• _Aim of the task_: In the records, each line holding "JSON" must be reported.

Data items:
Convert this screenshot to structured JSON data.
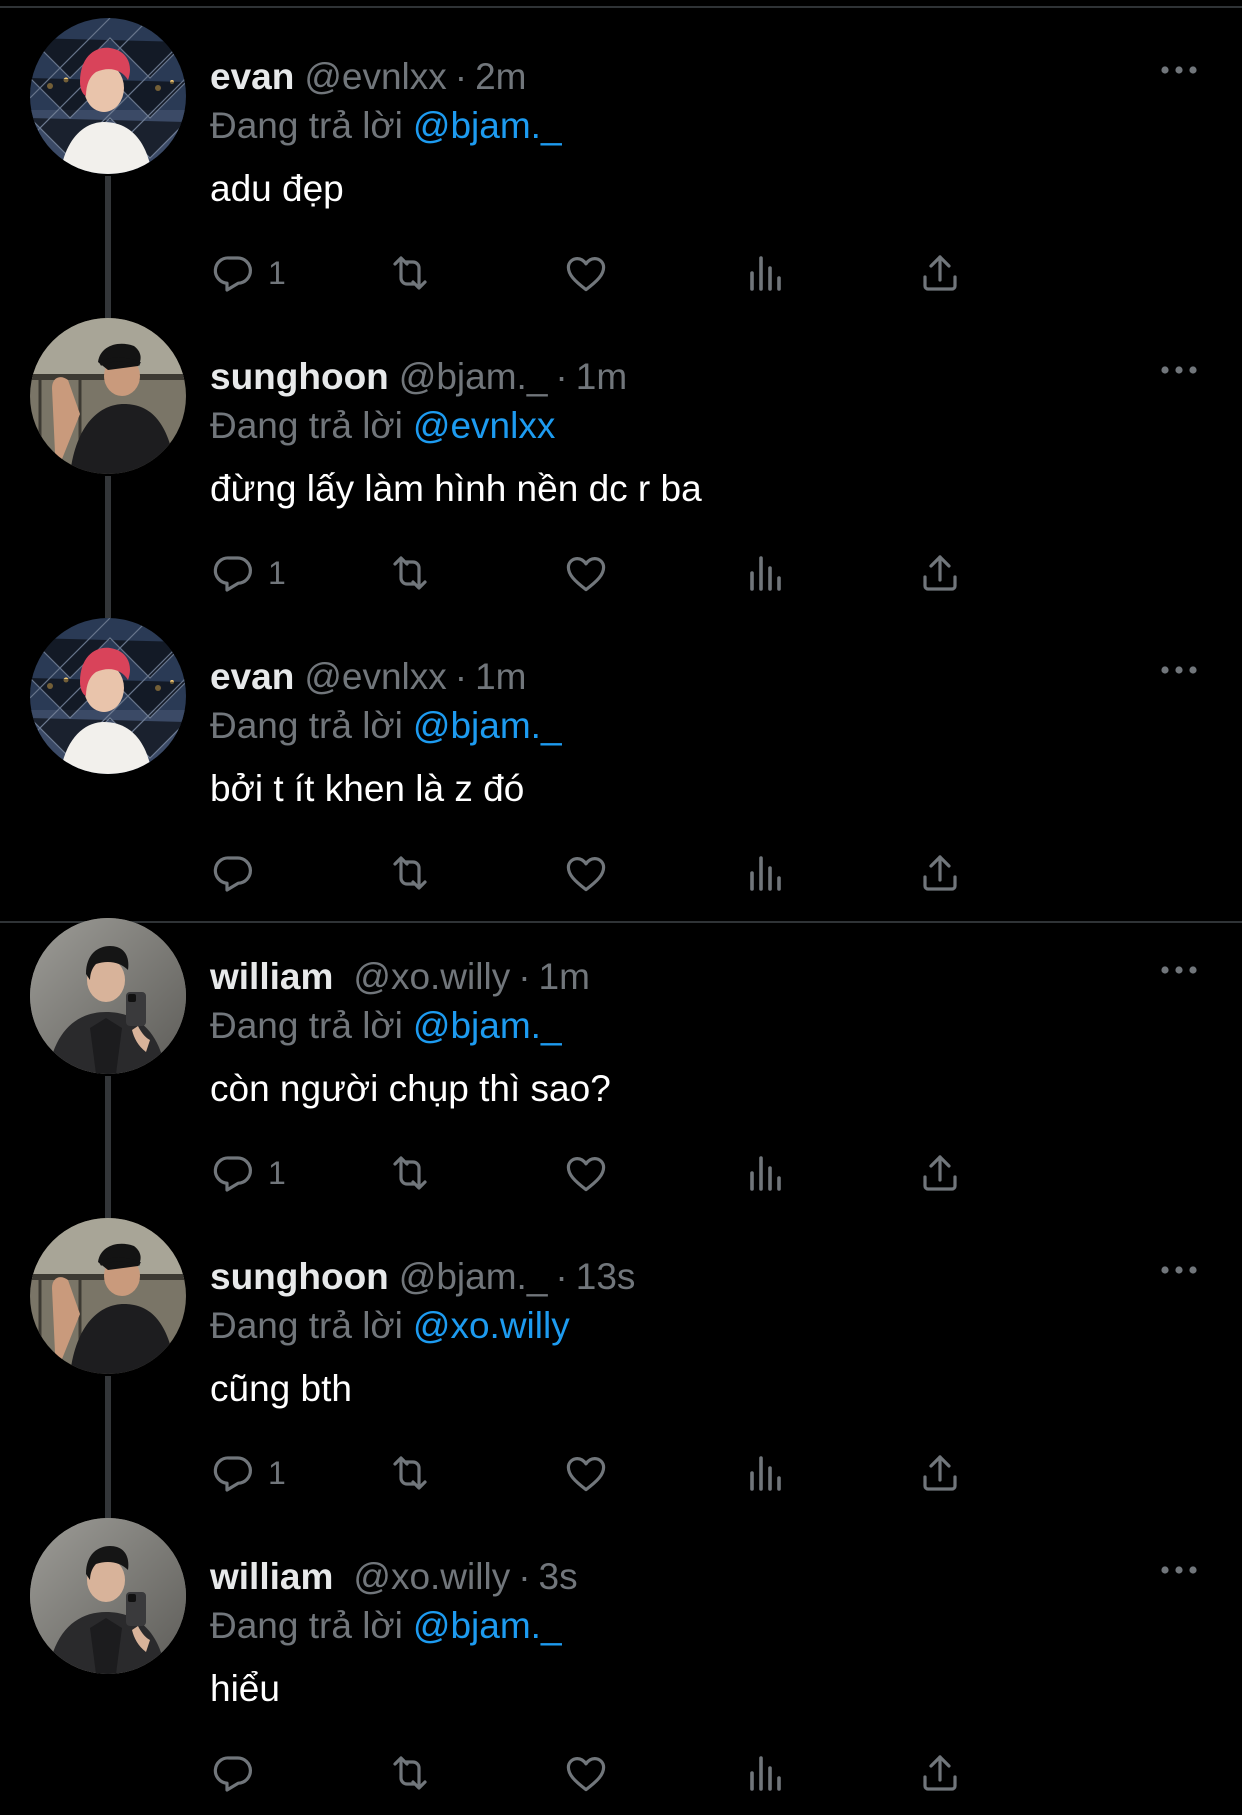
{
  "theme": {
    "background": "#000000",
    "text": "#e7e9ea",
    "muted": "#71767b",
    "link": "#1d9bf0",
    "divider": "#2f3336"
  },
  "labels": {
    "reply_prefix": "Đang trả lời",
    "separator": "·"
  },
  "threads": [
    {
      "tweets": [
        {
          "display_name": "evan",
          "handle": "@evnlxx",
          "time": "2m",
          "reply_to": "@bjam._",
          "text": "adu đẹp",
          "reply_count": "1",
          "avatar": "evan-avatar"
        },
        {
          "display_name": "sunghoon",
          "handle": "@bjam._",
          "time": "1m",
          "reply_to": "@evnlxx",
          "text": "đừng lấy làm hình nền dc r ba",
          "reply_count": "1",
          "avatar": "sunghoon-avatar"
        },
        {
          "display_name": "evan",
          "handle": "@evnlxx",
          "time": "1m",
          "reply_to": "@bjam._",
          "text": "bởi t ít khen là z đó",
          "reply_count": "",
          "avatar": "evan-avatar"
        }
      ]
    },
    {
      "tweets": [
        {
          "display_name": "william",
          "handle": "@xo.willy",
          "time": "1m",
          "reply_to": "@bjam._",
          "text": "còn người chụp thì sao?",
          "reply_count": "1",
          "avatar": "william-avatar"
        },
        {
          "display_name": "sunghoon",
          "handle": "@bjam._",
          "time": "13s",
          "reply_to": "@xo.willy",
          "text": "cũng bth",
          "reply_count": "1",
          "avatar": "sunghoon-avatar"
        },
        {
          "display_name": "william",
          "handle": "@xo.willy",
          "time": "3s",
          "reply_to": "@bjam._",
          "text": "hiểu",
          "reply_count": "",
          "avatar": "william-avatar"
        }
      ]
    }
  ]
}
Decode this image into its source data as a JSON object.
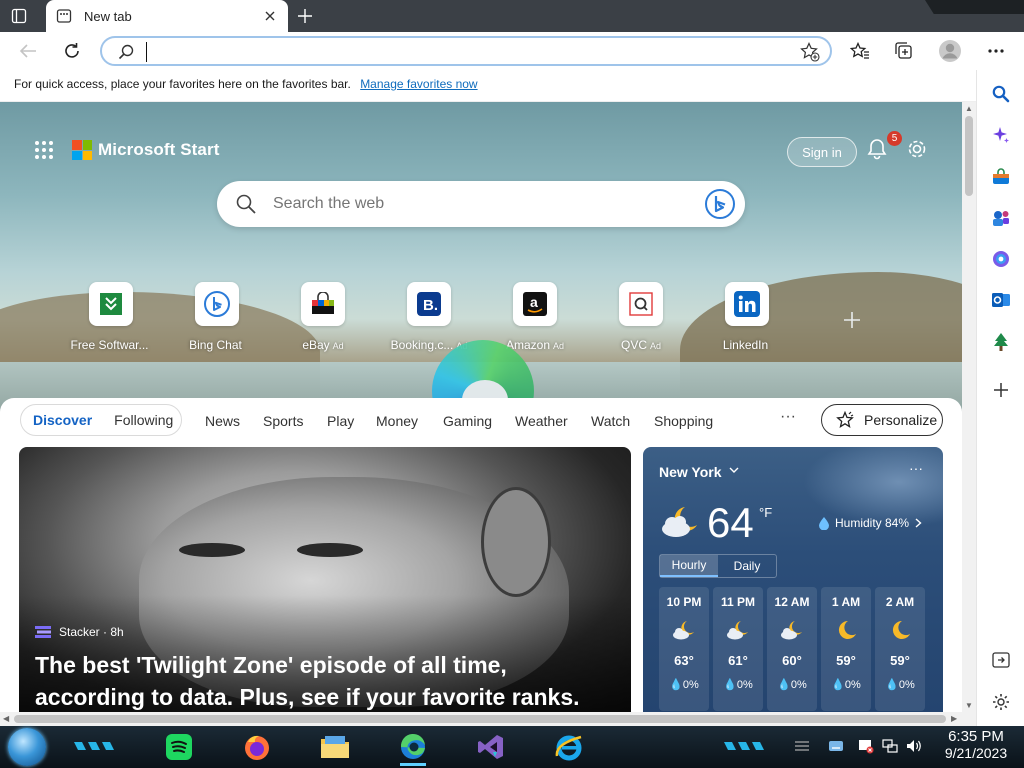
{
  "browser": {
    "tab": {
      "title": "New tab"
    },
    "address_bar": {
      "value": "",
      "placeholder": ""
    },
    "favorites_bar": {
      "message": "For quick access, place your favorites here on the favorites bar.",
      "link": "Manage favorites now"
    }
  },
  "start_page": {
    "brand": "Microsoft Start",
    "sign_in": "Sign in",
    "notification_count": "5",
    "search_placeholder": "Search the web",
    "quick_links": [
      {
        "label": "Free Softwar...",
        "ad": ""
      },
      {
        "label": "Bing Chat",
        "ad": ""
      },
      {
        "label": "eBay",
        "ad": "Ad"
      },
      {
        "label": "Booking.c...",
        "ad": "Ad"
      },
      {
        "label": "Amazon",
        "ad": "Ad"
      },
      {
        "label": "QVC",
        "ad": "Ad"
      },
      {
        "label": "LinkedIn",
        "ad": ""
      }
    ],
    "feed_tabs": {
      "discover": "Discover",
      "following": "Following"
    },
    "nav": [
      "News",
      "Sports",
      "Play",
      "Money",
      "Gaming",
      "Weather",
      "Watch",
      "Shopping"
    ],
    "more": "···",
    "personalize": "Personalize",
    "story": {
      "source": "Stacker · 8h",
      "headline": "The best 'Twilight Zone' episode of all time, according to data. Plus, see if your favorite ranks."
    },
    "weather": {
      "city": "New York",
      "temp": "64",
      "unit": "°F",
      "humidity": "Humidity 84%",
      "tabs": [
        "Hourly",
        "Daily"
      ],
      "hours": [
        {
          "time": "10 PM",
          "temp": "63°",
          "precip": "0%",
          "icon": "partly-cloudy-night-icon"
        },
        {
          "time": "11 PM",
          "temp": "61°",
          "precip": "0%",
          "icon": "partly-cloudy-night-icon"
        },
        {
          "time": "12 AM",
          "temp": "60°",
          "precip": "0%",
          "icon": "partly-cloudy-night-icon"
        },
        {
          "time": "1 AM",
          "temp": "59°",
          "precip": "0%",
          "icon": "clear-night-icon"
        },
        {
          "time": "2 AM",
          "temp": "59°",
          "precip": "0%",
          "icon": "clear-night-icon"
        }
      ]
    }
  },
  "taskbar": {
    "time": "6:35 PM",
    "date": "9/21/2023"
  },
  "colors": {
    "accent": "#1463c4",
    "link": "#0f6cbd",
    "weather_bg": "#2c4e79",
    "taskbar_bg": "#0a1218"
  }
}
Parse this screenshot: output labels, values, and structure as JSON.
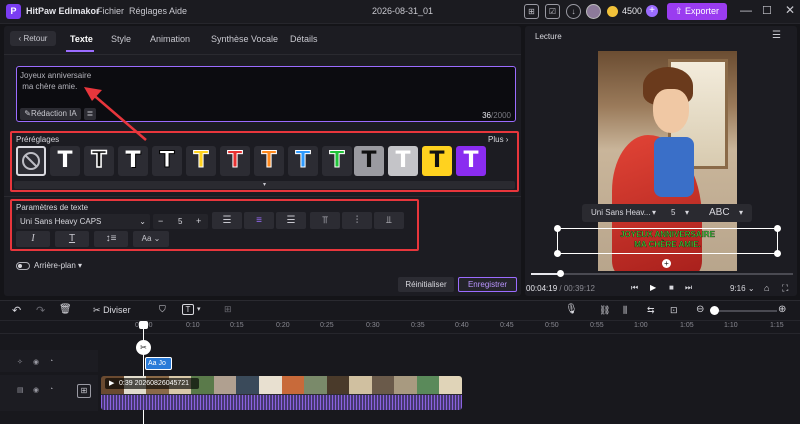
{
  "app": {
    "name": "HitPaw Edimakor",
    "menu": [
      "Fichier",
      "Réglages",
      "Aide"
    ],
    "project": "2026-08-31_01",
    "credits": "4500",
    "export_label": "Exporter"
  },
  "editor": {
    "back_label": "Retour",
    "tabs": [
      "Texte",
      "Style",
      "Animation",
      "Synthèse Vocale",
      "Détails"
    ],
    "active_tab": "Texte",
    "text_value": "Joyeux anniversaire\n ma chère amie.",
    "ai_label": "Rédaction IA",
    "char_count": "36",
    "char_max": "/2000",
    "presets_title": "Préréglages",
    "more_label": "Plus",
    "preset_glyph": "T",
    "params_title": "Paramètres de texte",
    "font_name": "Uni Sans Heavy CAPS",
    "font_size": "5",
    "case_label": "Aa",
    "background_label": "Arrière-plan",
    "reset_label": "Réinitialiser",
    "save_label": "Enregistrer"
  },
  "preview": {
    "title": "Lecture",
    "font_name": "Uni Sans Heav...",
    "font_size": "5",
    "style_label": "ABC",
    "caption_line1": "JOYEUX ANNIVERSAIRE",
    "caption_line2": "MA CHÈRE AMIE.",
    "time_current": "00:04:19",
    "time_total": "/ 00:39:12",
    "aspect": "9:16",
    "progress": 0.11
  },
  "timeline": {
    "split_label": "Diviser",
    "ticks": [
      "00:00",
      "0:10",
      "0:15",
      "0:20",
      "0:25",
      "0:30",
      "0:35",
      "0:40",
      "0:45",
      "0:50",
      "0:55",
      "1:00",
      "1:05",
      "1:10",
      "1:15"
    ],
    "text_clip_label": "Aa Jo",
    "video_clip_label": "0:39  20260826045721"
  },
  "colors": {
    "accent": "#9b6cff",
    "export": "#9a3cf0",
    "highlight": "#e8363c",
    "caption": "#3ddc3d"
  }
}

• _Result below_:
Convert this screenshot to structured JSON data.
Decode this image into its source data as a JSON object.
Parse this screenshot: output labels, values, and structure as JSON.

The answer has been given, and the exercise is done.